DATA EXTRACT:

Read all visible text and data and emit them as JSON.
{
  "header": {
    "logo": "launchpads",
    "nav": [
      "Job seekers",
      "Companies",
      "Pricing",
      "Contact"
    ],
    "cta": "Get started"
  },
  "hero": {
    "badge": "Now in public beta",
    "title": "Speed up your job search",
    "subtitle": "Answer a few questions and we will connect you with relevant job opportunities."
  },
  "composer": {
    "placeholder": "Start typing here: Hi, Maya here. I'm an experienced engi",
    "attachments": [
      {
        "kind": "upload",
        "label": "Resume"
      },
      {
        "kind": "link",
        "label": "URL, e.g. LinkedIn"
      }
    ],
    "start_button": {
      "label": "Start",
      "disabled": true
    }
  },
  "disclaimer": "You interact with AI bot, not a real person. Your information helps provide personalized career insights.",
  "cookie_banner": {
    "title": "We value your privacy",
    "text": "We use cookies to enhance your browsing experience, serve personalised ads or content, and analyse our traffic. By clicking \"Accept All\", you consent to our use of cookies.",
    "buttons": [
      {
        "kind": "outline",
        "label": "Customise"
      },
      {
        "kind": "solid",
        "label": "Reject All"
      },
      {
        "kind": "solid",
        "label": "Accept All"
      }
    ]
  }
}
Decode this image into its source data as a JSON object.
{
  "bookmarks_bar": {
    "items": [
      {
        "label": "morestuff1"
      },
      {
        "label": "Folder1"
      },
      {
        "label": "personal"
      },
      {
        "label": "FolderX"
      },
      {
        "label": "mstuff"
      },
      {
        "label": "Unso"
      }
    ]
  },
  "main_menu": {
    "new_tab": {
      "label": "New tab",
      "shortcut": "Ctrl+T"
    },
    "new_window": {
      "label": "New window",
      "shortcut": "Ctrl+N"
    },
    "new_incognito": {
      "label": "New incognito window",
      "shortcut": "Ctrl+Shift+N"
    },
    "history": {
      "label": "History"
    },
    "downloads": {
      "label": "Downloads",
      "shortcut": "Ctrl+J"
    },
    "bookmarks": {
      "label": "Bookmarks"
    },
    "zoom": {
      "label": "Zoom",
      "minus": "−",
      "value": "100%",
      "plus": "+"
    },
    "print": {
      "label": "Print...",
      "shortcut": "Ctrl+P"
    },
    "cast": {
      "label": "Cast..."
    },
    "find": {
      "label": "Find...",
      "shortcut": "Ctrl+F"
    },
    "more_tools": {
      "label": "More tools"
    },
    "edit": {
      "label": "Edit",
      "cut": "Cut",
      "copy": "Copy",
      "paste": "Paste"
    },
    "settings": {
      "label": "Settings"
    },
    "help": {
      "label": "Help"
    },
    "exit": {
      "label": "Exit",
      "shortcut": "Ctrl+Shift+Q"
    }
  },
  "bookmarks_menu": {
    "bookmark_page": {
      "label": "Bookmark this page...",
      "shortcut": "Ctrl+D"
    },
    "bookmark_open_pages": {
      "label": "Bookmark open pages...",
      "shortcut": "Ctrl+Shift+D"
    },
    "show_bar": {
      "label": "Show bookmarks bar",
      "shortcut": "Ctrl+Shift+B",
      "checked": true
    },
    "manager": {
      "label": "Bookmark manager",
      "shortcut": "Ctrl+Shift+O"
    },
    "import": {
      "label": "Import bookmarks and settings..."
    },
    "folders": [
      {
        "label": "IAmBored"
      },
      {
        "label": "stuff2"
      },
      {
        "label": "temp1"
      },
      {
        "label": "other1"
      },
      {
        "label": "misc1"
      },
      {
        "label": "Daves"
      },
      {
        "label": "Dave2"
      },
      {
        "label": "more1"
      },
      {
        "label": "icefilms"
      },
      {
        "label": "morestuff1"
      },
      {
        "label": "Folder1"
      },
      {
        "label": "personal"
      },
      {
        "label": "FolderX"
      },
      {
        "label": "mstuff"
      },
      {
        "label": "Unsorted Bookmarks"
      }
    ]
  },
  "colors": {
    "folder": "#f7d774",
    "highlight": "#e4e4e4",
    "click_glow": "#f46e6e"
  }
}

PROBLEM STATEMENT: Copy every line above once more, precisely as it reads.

SOLVED PROBLEM:
Read all visible text and data and emit them as JSON.
{
  "header": {
    "logo": "launchpads",
    "nav": [
      "Job seekers",
      "Companies",
      "Pricing",
      "Contact"
    ],
    "cta": "Get started"
  },
  "hero": {
    "badge": "Now in public beta",
    "title": "Speed up your job search",
    "subtitle": "Answer a few questions and we will connect you with relevant job opportunities."
  },
  "composer": {
    "placeholder": "Start typing here: Hi, Maya here. I'm an experienced engi",
    "attachments": [
      {
        "kind": "upload",
        "label": "Resume"
      },
      {
        "kind": "link",
        "label": "URL, e.g. LinkedIn"
      }
    ],
    "start_button": {
      "label": "Start",
      "disabled": true
    }
  },
  "disclaimer": "You interact with AI bot, not a real person. Your information helps provide personalized career insights.",
  "cookie_banner": {
    "title": "We value your privacy",
    "text": "We use cookies to enhance your browsing experience, serve personalised ads or content, and analyse our traffic. By clicking \"Accept All\", you consent to our use of cookies.",
    "buttons": [
      {
        "kind": "outline",
        "label": "Customise"
      },
      {
        "kind": "solid",
        "label": "Reject All"
      },
      {
        "kind": "solid",
        "label": "Accept All"
      }
    ]
  }
}
Decode this image into its source data as a JSON object.
{
  "bookmarks_bar": {
    "items": [
      {
        "label": "morestuff1"
      },
      {
        "label": "Folder1"
      },
      {
        "label": "personal"
      },
      {
        "label": "FolderX"
      },
      {
        "label": "mstuff"
      },
      {
        "label": "Unso"
      }
    ]
  },
  "main_menu": {
    "new_tab": {
      "label": "New tab",
      "shortcut": "Ctrl+T"
    },
    "new_window": {
      "label": "New window",
      "shortcut": "Ctrl+N"
    },
    "new_incognito": {
      "label": "New incognito window",
      "shortcut": "Ctrl+Shift+N"
    },
    "history": {
      "label": "History"
    },
    "downloads": {
      "label": "Downloads",
      "shortcut": "Ctrl+J"
    },
    "bookmarks": {
      "label": "Bookmarks"
    },
    "zoom": {
      "label": "Zoom",
      "minus": "−",
      "value": "100%",
      "plus": "+"
    },
    "print": {
      "label": "Print...",
      "shortcut": "Ctrl+P"
    },
    "cast": {
      "label": "Cast..."
    },
    "find": {
      "label": "Find...",
      "shortcut": "Ctrl+F"
    },
    "more_tools": {
      "label": "More tools"
    },
    "edit": {
      "label": "Edit",
      "cut": "Cut",
      "copy": "Copy",
      "paste": "Paste"
    },
    "settings": {
      "label": "Settings"
    },
    "help": {
      "label": "Help"
    },
    "exit": {
      "label": "Exit",
      "shortcut": "Ctrl+Shift+Q"
    }
  },
  "bookmarks_menu": {
    "bookmark_page": {
      "label": "Bookmark this page...",
      "shortcut": "Ctrl+D"
    },
    "bookmark_open_pages": {
      "label": "Bookmark open pages...",
      "shortcut": "Ctrl+Shift+D"
    },
    "show_bar": {
      "label": "Show bookmarks bar",
      "shortcut": "Ctrl+Shift+B",
      "checked": true
    },
    "manager": {
      "label": "Bookmark manager",
      "shortcut": "Ctrl+Shift+O"
    },
    "import": {
      "label": "Import bookmarks and settings..."
    },
    "folders": [
      {
        "label": "IAmBored"
      },
      {
        "label": "stuff2"
      },
      {
        "label": "temp1"
      },
      {
        "label": "other1"
      },
      {
        "label": "misc1"
      },
      {
        "label": "Daves"
      },
      {
        "label": "Dave2"
      },
      {
        "label": "more1"
      },
      {
        "label": "icefilms"
      },
      {
        "label": "morestuff1"
      },
      {
        "label": "Folder1"
      },
      {
        "label": "personal"
      },
      {
        "label": "FolderX"
      },
      {
        "label": "mstuff"
      },
      {
        "label": "Unsorted Bookmarks"
      }
    ]
  },
  "colors": {
    "folder": "#f7d774",
    "highlight": "#e4e4e4",
    "click_glow": "#f46e6e"
  }
}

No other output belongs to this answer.